During the roll-over period, the organization will be able to continue with ticket sales. However, the ordinance says the city does not have to renew the license, which makes the organization liable for any ticket sales that cannot be fulfilled.
Latham said this option was added to the ordinance to provide a viable opportunity for smaller organizations to participate. However, he also said that many organizations might choose this option because it will be easier to handle.
"I would be shocked if someone tries to do the bigger one," Latham said.
The bigger one
Organizations planning to take on the larger raffle could see a jackpot of $1 million.
However, raffles with 2,001-5,000 pins need to fill out the city's special event application. These events will need City Council approval.
The maximum number of players allowed in the larger game will be determined by by the raffle administrator and recommended to the council for approval.
Unlike the smaller raffle, this event will not have a roll-over period.

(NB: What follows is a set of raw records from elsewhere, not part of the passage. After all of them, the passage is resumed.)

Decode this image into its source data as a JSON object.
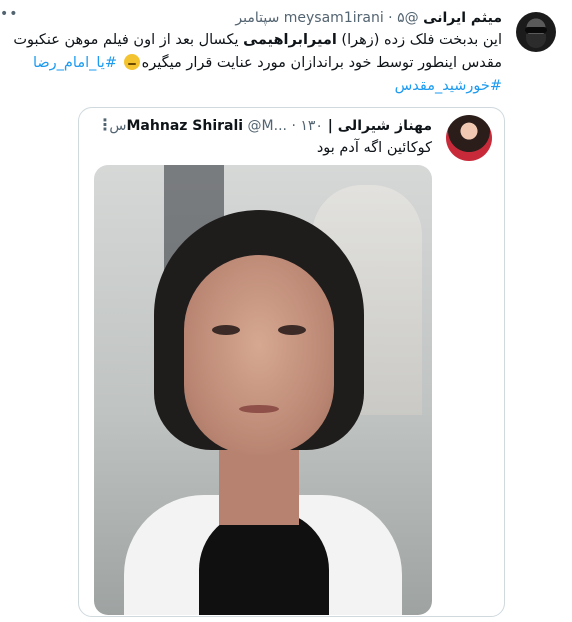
{
  "tweet": {
    "author_name": "میثم ایرانی",
    "handle": "@meysam1irani",
    "separator": "·",
    "timestamp": "۵ سپتامبر",
    "text_line1_pre": "این بدبخت فلک زده (زهرا) ",
    "text_line1_bold": "امیرابراهیمی",
    "text_line1_post": " یکسال بعد از اون فیلم موهن عنکبوت",
    "text_line2": "مقدس اینطور توسط خود براندازان مورد عنایت قرار میگیره",
    "hashtag1": "#یا_امام_رضا",
    "hashtag2": "#خورشید_مقدس",
    "more_dots": "••"
  },
  "quoted": {
    "name": "مهناز شیرالی | Mahnaz Shirali",
    "handle": "@M...",
    "separator": "·",
    "time": "۱۳۰س",
    "menu": "⋮",
    "text": "کوکائین اگه آدم بود"
  },
  "icons": [
    "avatar",
    "emoji-neutral-face",
    "more-dots-icon",
    "kebab-menu-icon"
  ],
  "colors": {
    "link": "#1d9bf0",
    "muted": "#536471",
    "border": "#cfd9de"
  }
}
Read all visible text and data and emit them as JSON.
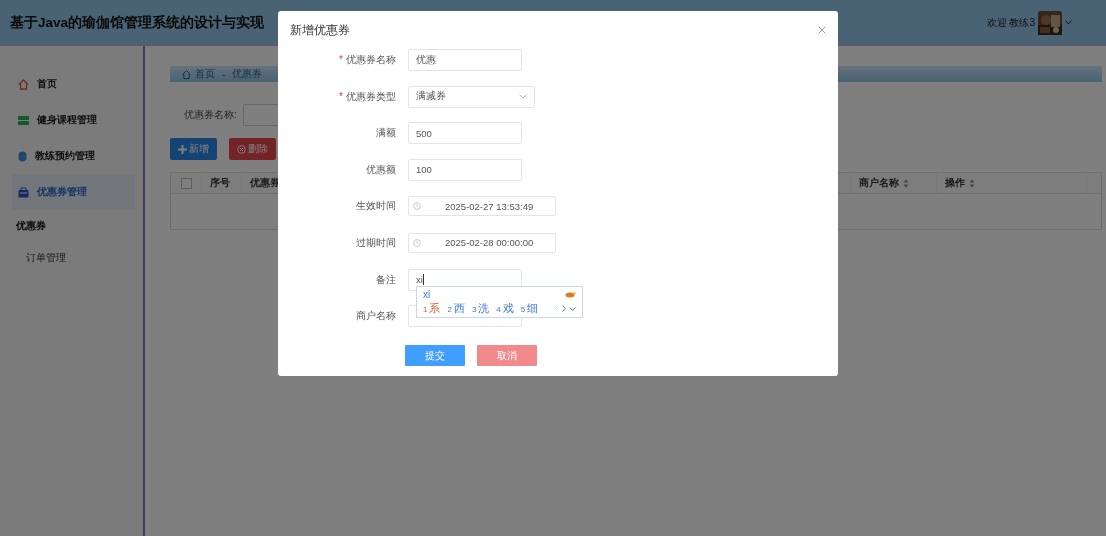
{
  "header": {
    "title": "基于Java的瑜伽馆管理系统的设计与实现",
    "welcome": "欢迎 教练3"
  },
  "sidebar": {
    "items": [
      {
        "label": "首页",
        "selected": false
      },
      {
        "label": "健身课程管理",
        "selected": false
      },
      {
        "label": "教练预约管理",
        "selected": false
      },
      {
        "label": "优惠券管理",
        "selected": true,
        "children": [
          {
            "label": "优惠券",
            "selected": true
          },
          {
            "label": "订单管理",
            "selected": false
          }
        ]
      }
    ]
  },
  "breadcrumb": {
    "items": [
      "首页",
      "优惠券"
    ],
    "separator": "-"
  },
  "search": {
    "label": "优惠券名称:"
  },
  "buttons": [
    {
      "label": "新增",
      "kind": "add"
    },
    {
      "label": "删除",
      "kind": "delete"
    }
  ],
  "table": {
    "select_all": {
      "checked": false
    },
    "columns": [
      {
        "label": "序号"
      },
      {
        "label": "优惠券"
      },
      {
        "label": "商户名称",
        "sortable": true
      },
      {
        "label": "操作",
        "sortable": true
      }
    ]
  },
  "dialog": {
    "title": "新增优惠券",
    "fields": [
      {
        "label": "优惠券名称",
        "required_mark": "*",
        "kind": "text",
        "value": "优惠"
      },
      {
        "label": "优惠券类型",
        "required_mark": "*",
        "kind": "select",
        "value": "满减券"
      },
      {
        "label": "满额",
        "kind": "text",
        "value": "500"
      },
      {
        "label": "优惠额",
        "kind": "text",
        "value": "100"
      },
      {
        "label": "生效时间",
        "kind": "datetime",
        "value": "2025-02-27 13:53:49"
      },
      {
        "label": "过期时间",
        "kind": "datetime",
        "value": "2025-02-28 00:00:00"
      },
      {
        "label": "备注",
        "kind": "text",
        "value": "xi"
      },
      {
        "label": "商户名称",
        "kind": "text"
      }
    ],
    "buttons": [
      {
        "label": "提交",
        "kind": "primary"
      },
      {
        "label": "取消",
        "kind": "cancel"
      }
    ]
  },
  "ime": {
    "composition": "xi",
    "candidates": [
      {
        "index": "1",
        "text": "系",
        "selected": true
      },
      {
        "index": "2",
        "text": "西",
        "selected": false
      },
      {
        "index": "3",
        "text": "洗",
        "selected": false
      },
      {
        "index": "4",
        "text": "戏",
        "selected": false
      },
      {
        "index": "5",
        "text": "细",
        "selected": false
      }
    ]
  }
}
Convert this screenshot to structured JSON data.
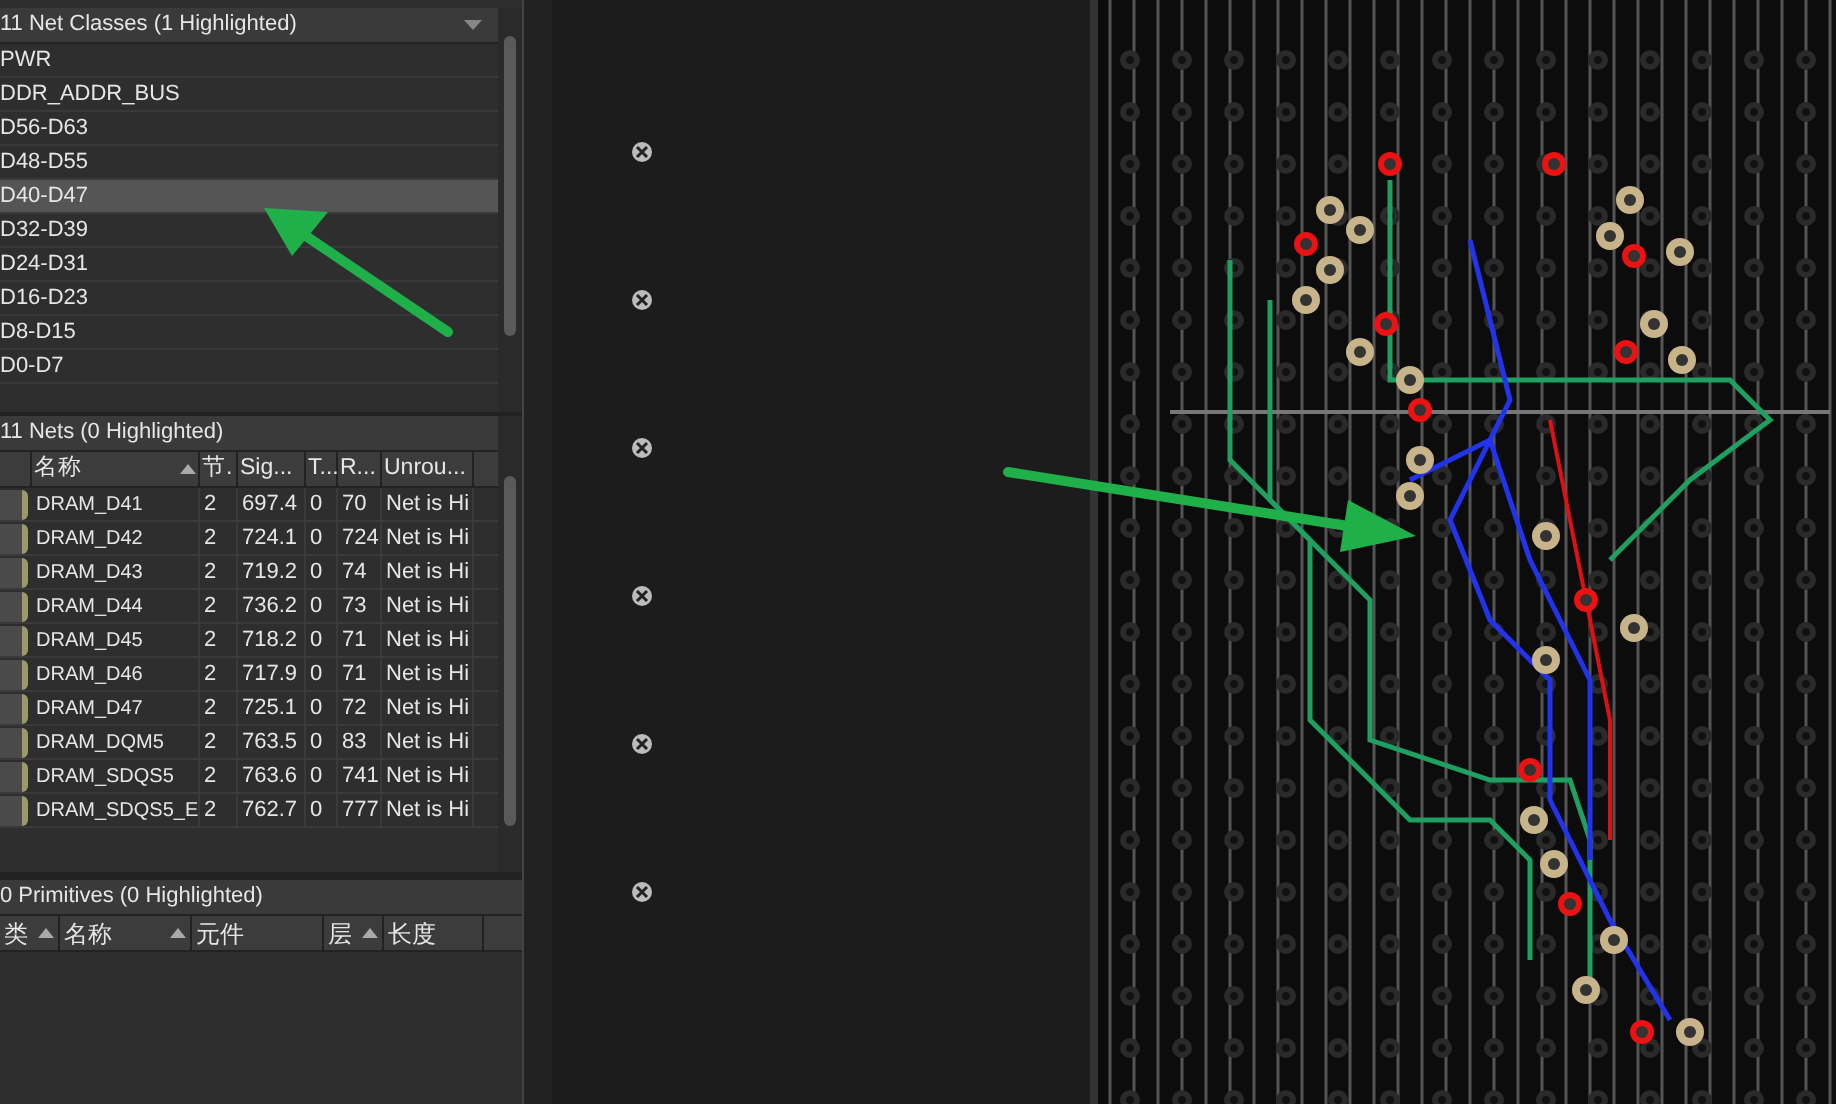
{
  "net_classes": {
    "title": "11 Net Classes (1 Highlighted)",
    "items": [
      {
        "label": "PWR",
        "selected": false
      },
      {
        "label": "DDR_ADDR_BUS",
        "selected": false
      },
      {
        "label": "D56-D63",
        "selected": false
      },
      {
        "label": "D48-D55",
        "selected": false
      },
      {
        "label": "D40-D47",
        "selected": true
      },
      {
        "label": "D32-D39",
        "selected": false
      },
      {
        "label": "D24-D31",
        "selected": false
      },
      {
        "label": "D16-D23",
        "selected": false
      },
      {
        "label": "D8-D15",
        "selected": false
      },
      {
        "label": "D0-D7",
        "selected": false
      }
    ]
  },
  "nets": {
    "title": "11 Nets (0 Highlighted)",
    "columns": [
      "名称",
      "节.",
      "Sig...",
      "T...",
      "R...",
      "Unrou..."
    ],
    "rows": [
      [
        "DRAM_D41",
        "2",
        "697.4",
        "0",
        "70",
        "Net is Hi"
      ],
      [
        "DRAM_D42",
        "2",
        "724.1",
        "0",
        "724",
        "Net is Hi"
      ],
      [
        "DRAM_D43",
        "2",
        "719.2",
        "0",
        "74",
        "Net is Hi"
      ],
      [
        "DRAM_D44",
        "2",
        "736.2",
        "0",
        "73",
        "Net is Hi"
      ],
      [
        "DRAM_D45",
        "2",
        "718.2",
        "0",
        "71",
        "Net is Hi"
      ],
      [
        "DRAM_D46",
        "2",
        "717.9",
        "0",
        "71",
        "Net is Hi"
      ],
      [
        "DRAM_D47",
        "2",
        "725.1",
        "0",
        "72",
        "Net is Hi"
      ],
      [
        "DRAM_DQM5",
        "2",
        "763.5",
        "0",
        "83",
        "Net is Hi"
      ],
      [
        "DRAM_SDQS5",
        "2",
        "763.6",
        "0",
        "741",
        "Net is Hi"
      ],
      [
        "DRAM_SDQS5_E",
        "2",
        "762.7",
        "0",
        "777",
        "Net is Hi"
      ]
    ]
  },
  "primitives": {
    "title": "0 Primitives (0 Highlighted)",
    "columns": [
      {
        "label": "类",
        "sorted": true
      },
      {
        "label": "名称",
        "sorted": true
      },
      {
        "label": "元件",
        "sorted": false
      },
      {
        "label": "层",
        "sorted": true
      },
      {
        "label": "长度",
        "sorted": false
      }
    ]
  }
}
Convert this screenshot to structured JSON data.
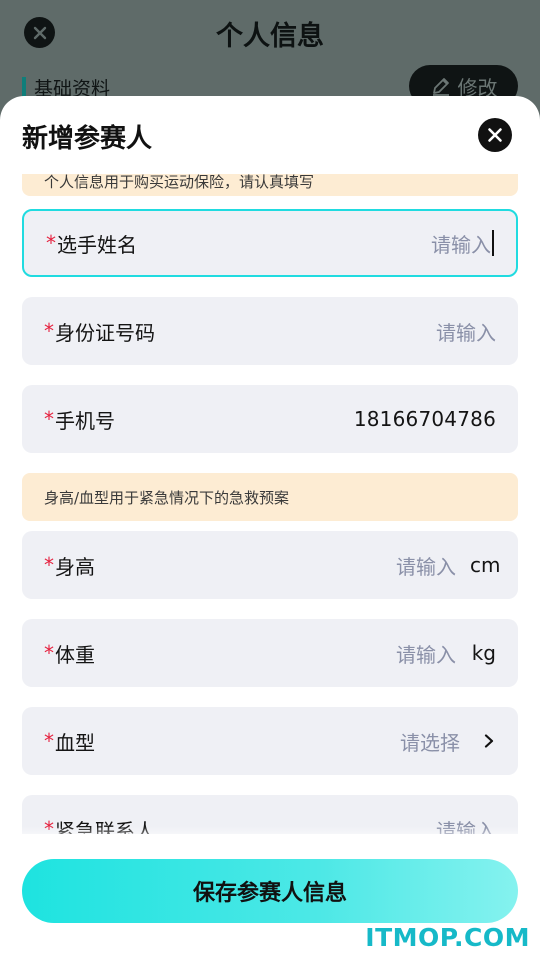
{
  "background": {
    "title": "个人信息",
    "section_label": "基础资料",
    "edit_label": "修改"
  },
  "sheet": {
    "title": "新增参赛人",
    "notice_top": "个人信息用于购买运动保险，请认真填写",
    "notice_health": "身高/血型用于紧急情况下的急救预案",
    "fields": [
      {
        "label": "选手姓名",
        "required": "*",
        "placeholder": "请输入",
        "value": ""
      },
      {
        "label": "身份证号码",
        "required": "*",
        "placeholder": "请输入",
        "value": ""
      },
      {
        "label": "手机号",
        "required": "*",
        "placeholder": "",
        "value": "18166704786"
      },
      {
        "label": "身高",
        "required": "*",
        "placeholder": "请输入",
        "unit": "cm"
      },
      {
        "label": "体重",
        "required": "*",
        "placeholder": "请输入",
        "unit": "kg"
      },
      {
        "label": "血型",
        "required": "*",
        "placeholder": "请选择"
      },
      {
        "label": "紧急联系人",
        "required": "*",
        "placeholder": "请输入"
      }
    ],
    "save_label": "保存参赛人信息"
  },
  "watermark": "ITMOP.COM",
  "colors": {
    "accent": "#20dbe0",
    "required": "#e5223f",
    "notice_bg": "#fdecd3",
    "field_bg": "#eff0f5"
  }
}
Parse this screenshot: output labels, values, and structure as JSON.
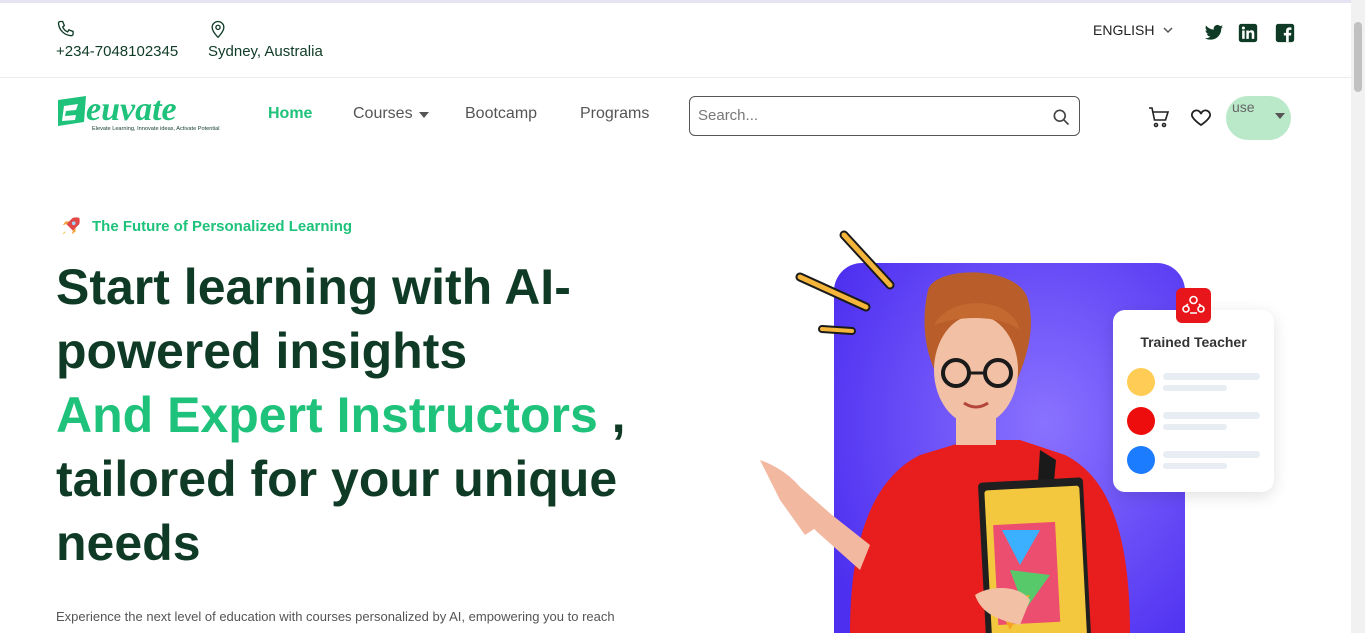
{
  "topbar": {
    "phone": "+234-7048102345",
    "location": "Sydney, Australia",
    "language": "ENGLISH",
    "social": [
      "twitter-icon",
      "linkedin-icon",
      "facebook-icon"
    ]
  },
  "nav": {
    "logo_text": "euvate",
    "logo_tagline": "Elevate Learning, Innovate ideas, Activate Potential",
    "links": [
      {
        "label": "Home",
        "active": true
      },
      {
        "label": "Courses",
        "has_dropdown": true
      },
      {
        "label": "Bootcamp"
      },
      {
        "label": "Programs"
      }
    ],
    "search_placeholder": "Search...",
    "avatar_alt": "use"
  },
  "hero": {
    "tagline": "The Future of Personalized Learning",
    "title_line1": "Start learning with AI-powered insights",
    "title_accent": "And Expert Instructors",
    "title_comma": " ,",
    "title_line2": "tailored for your unique needs",
    "description": "Experience the next level of education with courses personalized by AI, empowering you to reach"
  },
  "card": {
    "title": "Trained Teacher",
    "dot_colors": [
      "#ffcd56",
      "#ee0d0d",
      "#1c7cff"
    ]
  },
  "colors": {
    "brand_green": "#1ec27a",
    "dark_green": "#0f3b26",
    "purple": "#5b38f0"
  }
}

Once a winner is chosen, the license expires, even if there is a winner picked in the first drawing. After the license expires, the organization would have to pursue the process to obtain a license again.
Latham said the restrictions on this license were placed to keep organizations not capable of holding the raffles from applying. He said as these events grow, it takes an bigger undertaking to deal with them.
"We don't want to get into a situation like over in Aviston," Latham said.
Any organizations that violates the raffle ordinance will be fined. Fine ranges from $100 to $750 per offense. The ordinance states that each day the violation continues will be a separate offense. Each day in which a violation continues shall be considered a separate offense.
During the February council meeting, Bellm pushed to have the ordinance made more accessible to smaller organizations. However, even with the changes to the ordinance, she said the ordinance is not a fair deal.
"I think it has a lot of potential, but it is so restrictive and so limited that it is not fair across the board," Bellm said.
Bellm reiterated that she thought it was not fair for tickets only to be sold at the location of the event, and doing so would exclude many organizations from participating. She also said it is not reasonable for smaller organizations to rent a facility for the raffle.
Bellm also objected to the way pins are determined, and disagreed with allowing a roll-over period for the smaller raffles. She said doing this would create too much liability for organizations who continued with ticket sales.
"What a nightmare that could be," she said.
The only council member to address Bellm's concerns was Rick Frey. Frey also said the location of ticket sale could prevent some organizations from participating, though he said allowing groups to rent a facility was a more flexible option.
"I don't think we are trying to discriminate anybody," Frey said.
Councilmen Nicolaides and Schwarz raised no objections during the raffle discussion.